──────── The data ────────

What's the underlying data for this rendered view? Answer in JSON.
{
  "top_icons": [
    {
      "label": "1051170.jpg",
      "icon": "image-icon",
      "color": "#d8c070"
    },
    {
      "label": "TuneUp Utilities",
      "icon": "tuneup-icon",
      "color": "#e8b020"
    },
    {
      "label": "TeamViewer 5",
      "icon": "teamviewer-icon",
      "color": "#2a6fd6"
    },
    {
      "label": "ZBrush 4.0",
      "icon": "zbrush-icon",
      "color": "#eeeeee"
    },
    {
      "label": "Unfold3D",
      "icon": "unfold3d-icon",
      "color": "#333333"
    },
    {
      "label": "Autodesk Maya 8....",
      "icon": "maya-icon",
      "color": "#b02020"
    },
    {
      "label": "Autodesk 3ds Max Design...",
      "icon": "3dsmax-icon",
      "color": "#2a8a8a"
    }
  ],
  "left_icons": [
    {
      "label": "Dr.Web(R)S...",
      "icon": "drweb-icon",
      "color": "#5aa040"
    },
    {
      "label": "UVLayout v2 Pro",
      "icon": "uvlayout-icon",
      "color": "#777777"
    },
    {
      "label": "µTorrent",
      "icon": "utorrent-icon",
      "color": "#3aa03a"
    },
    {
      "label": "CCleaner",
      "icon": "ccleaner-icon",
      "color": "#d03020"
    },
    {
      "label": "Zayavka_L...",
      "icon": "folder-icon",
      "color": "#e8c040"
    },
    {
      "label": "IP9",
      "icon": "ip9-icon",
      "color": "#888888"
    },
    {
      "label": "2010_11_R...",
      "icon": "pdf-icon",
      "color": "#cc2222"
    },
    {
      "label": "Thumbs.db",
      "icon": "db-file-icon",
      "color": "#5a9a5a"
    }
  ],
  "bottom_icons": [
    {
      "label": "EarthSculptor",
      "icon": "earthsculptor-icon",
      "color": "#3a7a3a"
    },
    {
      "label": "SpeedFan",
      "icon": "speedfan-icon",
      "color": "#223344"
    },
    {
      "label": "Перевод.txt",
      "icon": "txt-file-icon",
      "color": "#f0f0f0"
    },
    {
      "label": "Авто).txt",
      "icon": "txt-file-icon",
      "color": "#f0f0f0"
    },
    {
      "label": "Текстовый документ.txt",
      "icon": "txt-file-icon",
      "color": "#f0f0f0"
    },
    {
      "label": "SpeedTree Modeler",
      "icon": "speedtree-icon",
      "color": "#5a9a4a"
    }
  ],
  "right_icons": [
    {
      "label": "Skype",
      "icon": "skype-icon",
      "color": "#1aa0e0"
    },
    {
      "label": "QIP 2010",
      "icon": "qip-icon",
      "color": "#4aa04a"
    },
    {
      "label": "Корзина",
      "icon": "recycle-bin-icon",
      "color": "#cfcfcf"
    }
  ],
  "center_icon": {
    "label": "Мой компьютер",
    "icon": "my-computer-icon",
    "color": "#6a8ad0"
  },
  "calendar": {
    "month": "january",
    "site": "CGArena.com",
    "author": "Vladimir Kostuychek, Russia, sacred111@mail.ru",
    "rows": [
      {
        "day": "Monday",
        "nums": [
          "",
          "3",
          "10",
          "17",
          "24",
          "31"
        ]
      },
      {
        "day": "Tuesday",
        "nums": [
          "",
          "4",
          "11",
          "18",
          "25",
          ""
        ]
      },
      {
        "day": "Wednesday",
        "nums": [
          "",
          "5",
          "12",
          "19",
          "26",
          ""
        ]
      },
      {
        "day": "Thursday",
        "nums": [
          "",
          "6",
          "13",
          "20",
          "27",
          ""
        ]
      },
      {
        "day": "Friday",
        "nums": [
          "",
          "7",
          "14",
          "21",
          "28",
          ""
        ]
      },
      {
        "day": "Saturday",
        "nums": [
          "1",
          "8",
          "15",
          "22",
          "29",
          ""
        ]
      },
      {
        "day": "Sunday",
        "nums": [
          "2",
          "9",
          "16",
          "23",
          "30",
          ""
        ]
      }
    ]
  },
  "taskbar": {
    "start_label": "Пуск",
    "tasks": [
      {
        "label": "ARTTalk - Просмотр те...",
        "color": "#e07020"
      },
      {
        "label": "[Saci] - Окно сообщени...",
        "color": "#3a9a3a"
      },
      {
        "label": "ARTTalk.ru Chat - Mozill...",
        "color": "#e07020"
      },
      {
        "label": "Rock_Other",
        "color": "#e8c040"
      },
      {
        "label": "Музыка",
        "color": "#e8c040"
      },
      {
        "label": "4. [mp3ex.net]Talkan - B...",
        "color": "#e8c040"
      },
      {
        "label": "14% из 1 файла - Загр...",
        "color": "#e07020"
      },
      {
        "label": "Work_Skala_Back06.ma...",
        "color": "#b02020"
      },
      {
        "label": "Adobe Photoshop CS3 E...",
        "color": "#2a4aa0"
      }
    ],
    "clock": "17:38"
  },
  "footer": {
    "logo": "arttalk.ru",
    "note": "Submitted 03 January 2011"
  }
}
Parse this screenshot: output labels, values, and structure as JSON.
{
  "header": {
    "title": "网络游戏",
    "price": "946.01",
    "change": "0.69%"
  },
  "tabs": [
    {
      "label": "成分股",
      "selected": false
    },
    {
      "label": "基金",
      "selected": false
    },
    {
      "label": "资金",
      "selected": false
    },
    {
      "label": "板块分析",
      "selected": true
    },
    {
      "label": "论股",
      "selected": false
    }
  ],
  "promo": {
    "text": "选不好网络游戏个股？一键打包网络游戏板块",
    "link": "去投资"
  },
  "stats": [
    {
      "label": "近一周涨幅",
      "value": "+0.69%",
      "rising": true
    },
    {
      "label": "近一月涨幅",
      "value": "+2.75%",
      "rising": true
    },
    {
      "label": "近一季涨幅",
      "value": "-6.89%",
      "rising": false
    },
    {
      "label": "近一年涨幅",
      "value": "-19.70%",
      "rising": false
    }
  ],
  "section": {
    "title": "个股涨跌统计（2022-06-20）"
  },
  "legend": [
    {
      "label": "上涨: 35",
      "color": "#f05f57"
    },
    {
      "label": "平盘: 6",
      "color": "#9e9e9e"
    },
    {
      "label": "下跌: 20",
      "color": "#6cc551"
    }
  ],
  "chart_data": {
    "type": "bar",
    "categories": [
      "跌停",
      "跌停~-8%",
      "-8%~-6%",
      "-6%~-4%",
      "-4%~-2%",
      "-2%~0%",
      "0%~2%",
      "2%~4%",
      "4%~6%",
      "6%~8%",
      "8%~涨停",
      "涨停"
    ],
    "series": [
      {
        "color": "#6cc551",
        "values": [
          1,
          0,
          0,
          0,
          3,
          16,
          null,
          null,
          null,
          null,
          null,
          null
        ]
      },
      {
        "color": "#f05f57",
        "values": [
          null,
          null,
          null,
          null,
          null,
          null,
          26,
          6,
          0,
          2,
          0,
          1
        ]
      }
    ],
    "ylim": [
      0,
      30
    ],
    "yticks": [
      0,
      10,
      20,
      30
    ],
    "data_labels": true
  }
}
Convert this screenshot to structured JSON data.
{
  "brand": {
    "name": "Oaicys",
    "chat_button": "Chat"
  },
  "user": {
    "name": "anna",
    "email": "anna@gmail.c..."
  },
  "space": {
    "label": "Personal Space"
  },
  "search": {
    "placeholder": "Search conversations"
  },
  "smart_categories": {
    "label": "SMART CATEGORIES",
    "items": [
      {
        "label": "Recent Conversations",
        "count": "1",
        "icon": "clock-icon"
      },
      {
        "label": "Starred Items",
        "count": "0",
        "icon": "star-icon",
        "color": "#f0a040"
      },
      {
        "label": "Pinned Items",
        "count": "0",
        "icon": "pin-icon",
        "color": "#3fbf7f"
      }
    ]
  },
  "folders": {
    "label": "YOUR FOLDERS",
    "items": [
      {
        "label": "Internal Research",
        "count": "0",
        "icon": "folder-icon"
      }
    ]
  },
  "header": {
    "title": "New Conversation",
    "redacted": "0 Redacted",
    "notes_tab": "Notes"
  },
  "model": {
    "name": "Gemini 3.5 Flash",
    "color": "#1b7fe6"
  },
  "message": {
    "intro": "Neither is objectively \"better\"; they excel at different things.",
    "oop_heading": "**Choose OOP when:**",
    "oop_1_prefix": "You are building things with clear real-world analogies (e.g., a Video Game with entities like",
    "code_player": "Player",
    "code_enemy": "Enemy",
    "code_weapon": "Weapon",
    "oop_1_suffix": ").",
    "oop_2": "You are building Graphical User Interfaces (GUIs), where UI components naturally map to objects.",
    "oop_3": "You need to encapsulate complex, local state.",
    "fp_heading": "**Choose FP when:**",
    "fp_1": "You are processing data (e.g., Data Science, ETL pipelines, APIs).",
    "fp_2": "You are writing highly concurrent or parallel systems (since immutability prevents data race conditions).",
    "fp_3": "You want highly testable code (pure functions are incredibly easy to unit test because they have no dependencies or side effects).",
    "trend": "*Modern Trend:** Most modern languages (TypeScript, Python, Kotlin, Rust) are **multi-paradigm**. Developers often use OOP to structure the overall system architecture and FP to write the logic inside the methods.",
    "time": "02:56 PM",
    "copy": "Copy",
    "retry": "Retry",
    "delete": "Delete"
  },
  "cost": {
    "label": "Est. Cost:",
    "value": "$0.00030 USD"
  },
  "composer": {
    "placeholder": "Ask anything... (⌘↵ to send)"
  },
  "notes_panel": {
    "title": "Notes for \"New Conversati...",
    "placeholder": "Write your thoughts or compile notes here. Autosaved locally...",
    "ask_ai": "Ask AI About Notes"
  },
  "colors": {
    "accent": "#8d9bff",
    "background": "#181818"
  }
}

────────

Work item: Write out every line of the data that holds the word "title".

Answer section:
    "title": "网络游戏",
    "title": "个股涨跌统计（2022-06-20）"
    "title": "New Conversation",
    "title": "Notes for \"New Conversati...",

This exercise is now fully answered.